CITY COUNCIL AGENDA ITEM NO. C.1
An ordinance approving a rezone (RZ 14-010) and associated Negative Declaration initiated by the City of Brentwood for a series of text amendments to the Municipal Code, which are necessary to carry out key implementation measures identified in the 2012 Housing Element and required for certification by the State Department of Housing and Community Development of the 2015 Housing Element update. The specific amendments include the addition of a chapter addressing emergency shelters (Chapter 17.770), an amendment to the Planned Development 38 Zone text to allow emergency shelters as a permitted use within Subarea C (Chapter 17.488), an amendment to the definitions for Title 17 (Chapter 17.030), the addition of a chapter addressing reasonable accommodation for persons with disabilities (Chapter 17.760), an amendment to the density bonus program chapter (Chapter 17.720), and an amendment to the affordable housing ordinance (Chapter 17.725).
A tonight’s City Council meeting the Brentwood City Council will be deciding whether or not to rezone a piece of property to allow emergency shelters as a permitted use. The property to be rezoned is in the far northwest corner of the city on Empire Ave, in what I call the “Tri-City area”. If you were to stand in the middle of Empire Ave just south of the Union Pacific Rail line you can stand in all three east county cities, Oakley, Antioch and Brentwood, at once.
The City of Brentwood needs to zone land somewhere in their city in order to get their 2012 Housing Element update certified by the State’s Department of Housing and Community Development’s (HCD). State law requires that cities and counties provide at least one zoning designation that allows the location of emergency shelters without discretionary approval.
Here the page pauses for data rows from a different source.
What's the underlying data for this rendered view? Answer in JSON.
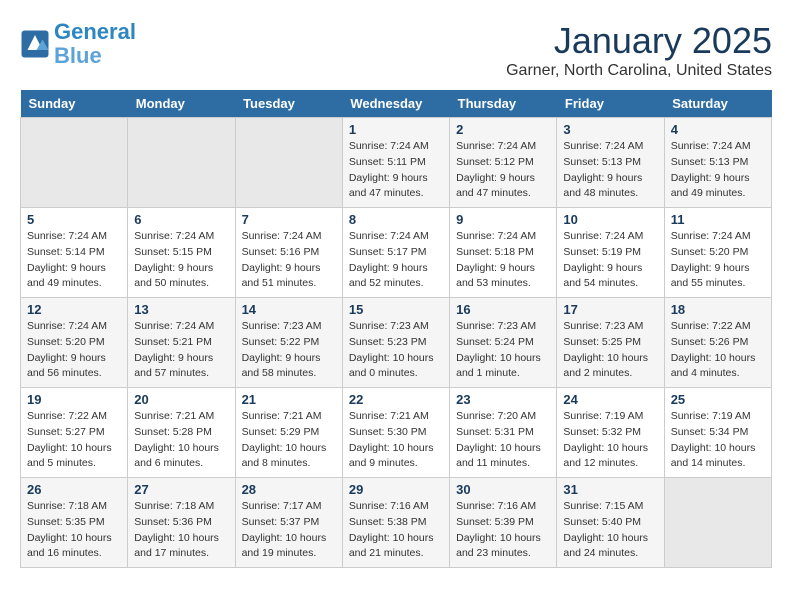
{
  "header": {
    "logo_line1": "General",
    "logo_line2": "Blue",
    "month_title": "January 2025",
    "location": "Garner, North Carolina, United States"
  },
  "days_of_week": [
    "Sunday",
    "Monday",
    "Tuesday",
    "Wednesday",
    "Thursday",
    "Friday",
    "Saturday"
  ],
  "weeks": [
    [
      {
        "day": "",
        "empty": true
      },
      {
        "day": "",
        "empty": true
      },
      {
        "day": "",
        "empty": true
      },
      {
        "day": "1",
        "sunrise": "7:24 AM",
        "sunset": "5:11 PM",
        "daylight": "9 hours and 47 minutes."
      },
      {
        "day": "2",
        "sunrise": "7:24 AM",
        "sunset": "5:12 PM",
        "daylight": "9 hours and 47 minutes."
      },
      {
        "day": "3",
        "sunrise": "7:24 AM",
        "sunset": "5:13 PM",
        "daylight": "9 hours and 48 minutes."
      },
      {
        "day": "4",
        "sunrise": "7:24 AM",
        "sunset": "5:13 PM",
        "daylight": "9 hours and 49 minutes."
      }
    ],
    [
      {
        "day": "5",
        "sunrise": "7:24 AM",
        "sunset": "5:14 PM",
        "daylight": "9 hours and 49 minutes."
      },
      {
        "day": "6",
        "sunrise": "7:24 AM",
        "sunset": "5:15 PM",
        "daylight": "9 hours and 50 minutes."
      },
      {
        "day": "7",
        "sunrise": "7:24 AM",
        "sunset": "5:16 PM",
        "daylight": "9 hours and 51 minutes."
      },
      {
        "day": "8",
        "sunrise": "7:24 AM",
        "sunset": "5:17 PM",
        "daylight": "9 hours and 52 minutes."
      },
      {
        "day": "9",
        "sunrise": "7:24 AM",
        "sunset": "5:18 PM",
        "daylight": "9 hours and 53 minutes."
      },
      {
        "day": "10",
        "sunrise": "7:24 AM",
        "sunset": "5:19 PM",
        "daylight": "9 hours and 54 minutes."
      },
      {
        "day": "11",
        "sunrise": "7:24 AM",
        "sunset": "5:20 PM",
        "daylight": "9 hours and 55 minutes."
      }
    ],
    [
      {
        "day": "12",
        "sunrise": "7:24 AM",
        "sunset": "5:20 PM",
        "daylight": "9 hours and 56 minutes."
      },
      {
        "day": "13",
        "sunrise": "7:24 AM",
        "sunset": "5:21 PM",
        "daylight": "9 hours and 57 minutes."
      },
      {
        "day": "14",
        "sunrise": "7:23 AM",
        "sunset": "5:22 PM",
        "daylight": "9 hours and 58 minutes."
      },
      {
        "day": "15",
        "sunrise": "7:23 AM",
        "sunset": "5:23 PM",
        "daylight": "10 hours and 0 minutes."
      },
      {
        "day": "16",
        "sunrise": "7:23 AM",
        "sunset": "5:24 PM",
        "daylight": "10 hours and 1 minute."
      },
      {
        "day": "17",
        "sunrise": "7:23 AM",
        "sunset": "5:25 PM",
        "daylight": "10 hours and 2 minutes."
      },
      {
        "day": "18",
        "sunrise": "7:22 AM",
        "sunset": "5:26 PM",
        "daylight": "10 hours and 4 minutes."
      }
    ],
    [
      {
        "day": "19",
        "sunrise": "7:22 AM",
        "sunset": "5:27 PM",
        "daylight": "10 hours and 5 minutes."
      },
      {
        "day": "20",
        "sunrise": "7:21 AM",
        "sunset": "5:28 PM",
        "daylight": "10 hours and 6 minutes."
      },
      {
        "day": "21",
        "sunrise": "7:21 AM",
        "sunset": "5:29 PM",
        "daylight": "10 hours and 8 minutes."
      },
      {
        "day": "22",
        "sunrise": "7:21 AM",
        "sunset": "5:30 PM",
        "daylight": "10 hours and 9 minutes."
      },
      {
        "day": "23",
        "sunrise": "7:20 AM",
        "sunset": "5:31 PM",
        "daylight": "10 hours and 11 minutes."
      },
      {
        "day": "24",
        "sunrise": "7:19 AM",
        "sunset": "5:32 PM",
        "daylight": "10 hours and 12 minutes."
      },
      {
        "day": "25",
        "sunrise": "7:19 AM",
        "sunset": "5:34 PM",
        "daylight": "10 hours and 14 minutes."
      }
    ],
    [
      {
        "day": "26",
        "sunrise": "7:18 AM",
        "sunset": "5:35 PM",
        "daylight": "10 hours and 16 minutes."
      },
      {
        "day": "27",
        "sunrise": "7:18 AM",
        "sunset": "5:36 PM",
        "daylight": "10 hours and 17 minutes."
      },
      {
        "day": "28",
        "sunrise": "7:17 AM",
        "sunset": "5:37 PM",
        "daylight": "10 hours and 19 minutes."
      },
      {
        "day": "29",
        "sunrise": "7:16 AM",
        "sunset": "5:38 PM",
        "daylight": "10 hours and 21 minutes."
      },
      {
        "day": "30",
        "sunrise": "7:16 AM",
        "sunset": "5:39 PM",
        "daylight": "10 hours and 23 minutes."
      },
      {
        "day": "31",
        "sunrise": "7:15 AM",
        "sunset": "5:40 PM",
        "daylight": "10 hours and 24 minutes."
      },
      {
        "day": "",
        "empty": true
      }
    ]
  ]
}
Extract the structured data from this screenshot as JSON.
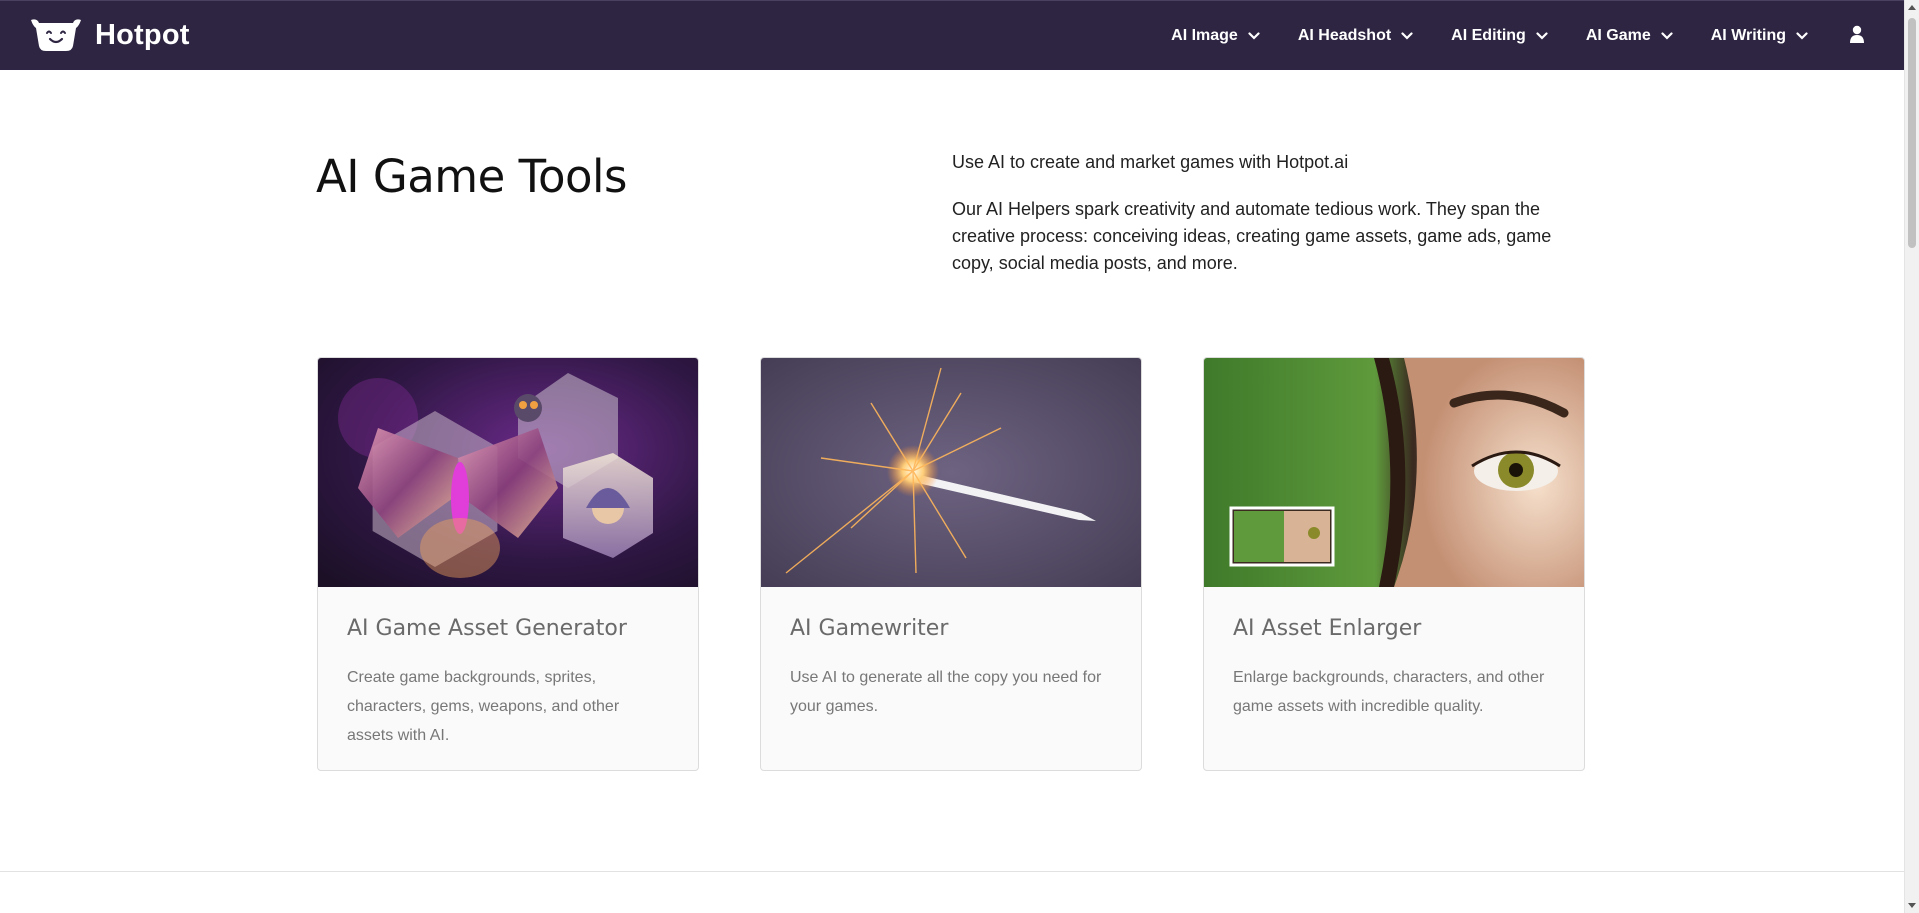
{
  "brand": {
    "name": "Hotpot",
    "logo_icon": "smiling-pot-logo"
  },
  "nav": {
    "items": [
      {
        "label": "AI Image"
      },
      {
        "label": "AI Headshot"
      },
      {
        "label": "AI Editing"
      },
      {
        "label": "AI Game"
      },
      {
        "label": "AI Writing"
      }
    ],
    "user_icon": "user-icon"
  },
  "hero": {
    "title": "AI Game Tools",
    "subtitle": "Use AI to create and market games with Hotpot.ai",
    "description": "Our AI Helpers spark creativity and automate tedious work. They span the creative process: conceiving ideas, creating game assets, game ads, game copy, social media posts, and more."
  },
  "cards": [
    {
      "title": "AI Game Asset Generator",
      "description": "Create game backgrounds, sprites, characters, gems, weapons, and other assets with AI.",
      "image": "fantasy-moth-owl-hexagons"
    },
    {
      "title": "AI Gamewriter",
      "description": "Use AI to generate all the copy you need for your games.",
      "image": "sparkler-pen"
    },
    {
      "title": "AI Asset Enlarger",
      "description": "Enlarge backgrounds, characters, and other game assets with incredible quality.",
      "image": "eye-closeup-enlarge"
    }
  ],
  "colors": {
    "topbar": "#2e2542",
    "accent": "#ffffff",
    "card_title": "#6a6a6a",
    "card_text": "#777777"
  }
}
The City doesn’t yet comply with this State mandate. The state permitted the city one year to fix the problem, that timeframe has ended and HCD has stated that it will not certify the Housing Element unless an emergency shelter zone is adopted.
Each city in California is mandated to adopt a comprehensive general plan, which must include a housing element. Housing Elements are usually updated every five to eight years and are subject to detailed statutory requirements and mandatory review by HCD. The Housing Element contains information on the housing needs of the community, including the needs of lower-income households and people with special needs, such as homeless persons, seniors, and people with disabilities. Successful certification of the Housing Element is directly tied to whether or not a jurisdiction is eligible to receive certain kinds of funding, including some transportation funds. Additionally, not having a certified Element puts a jurisdiction at risk of lawsuits from developers. Courts have required cities without approved Housing Elements to allow housing “as-of-right”, without any discretionary review by the City until the Housing Element is certified, including in single-family zones.
Should Brentwood not adopt the Housing Element by May 31, 2015, the City will lose local control over the location of an emergency shelter within its boundaries. State law prohibits a city from disapproving an emergency shelter on the grounds that the proposal is inconsistent with the City’s zoning and general plan if (1) the site is designated as commercial, industrial, or multifamily under the General Plan; and (2) the City has failed to identify a zone or zones for an emergency shelter as a permitted use. Moreover, the City will revert to a four-year housing element cycle versus an eight-year cycle. In addition, if HCD does not certify the housing element by May 31, the City will no longer be eligible for any One Bay Area Grant (OBAG) funding until 2022/23 and the Measure J transportation funds would also be at risk.
The Brentwood 2012 Housing Element identified four potential shelter locations, including: the Brentwood Boulevard Specific Plan, north of Lone Tree Way; Planned Development 38 at Empire; Planned Development 48 at the southwest corner of Lone Tree Way and Shady Willow; and Planned Development 53 at the southeast corner of Lone Tree Way and the new Highway 4. Staff analyzed these locations for their suitability and feasibility. The PD-38 text amendment adds emergency shelters to the permitted uses within Subarea C of the zone. This amendment will satisfy the State requirement for allowing emergency shelters by right. It should be noted that any emergency shelter locating within this zoning district would be required to adhere to all of the requirements contained in the Emergency Shelters ordinance.
I understand the council’s dilemma, if we have to zone for it, why not place it as far away as possible from existing Brentwood homes. Brentwood residents are not complaining. But, dumping the shelter and its associated issues on your neighbor’s doorstep is not the right solution. I have discussed the issue with Mayor Taylor and Councilmen Clare and expressed my displeasure with their decision and I hope they will be able to find another vote for a different location. If not there are actions we can still take.
Assuming the Brentwood Council approves that site tonight, the site still needs to be approved by the Department of Housing and Community Development. Although the City of Brentwood would not be responsible for building the facility, there must be a good faith attempt by Brentwood to ensure that the land would be available during the current Housing Element cycle, 8 years. The property owner has been contacted; apparently the property is under contract to a homebuilder. If so the site will not last through the cycle and HCD should disapprove the site and ask Brentwood to find another location that would be eligible. Contact HCD and let them know. HCD Housing Policy Development Deputy Director, Lisa Bates (916) 263-2911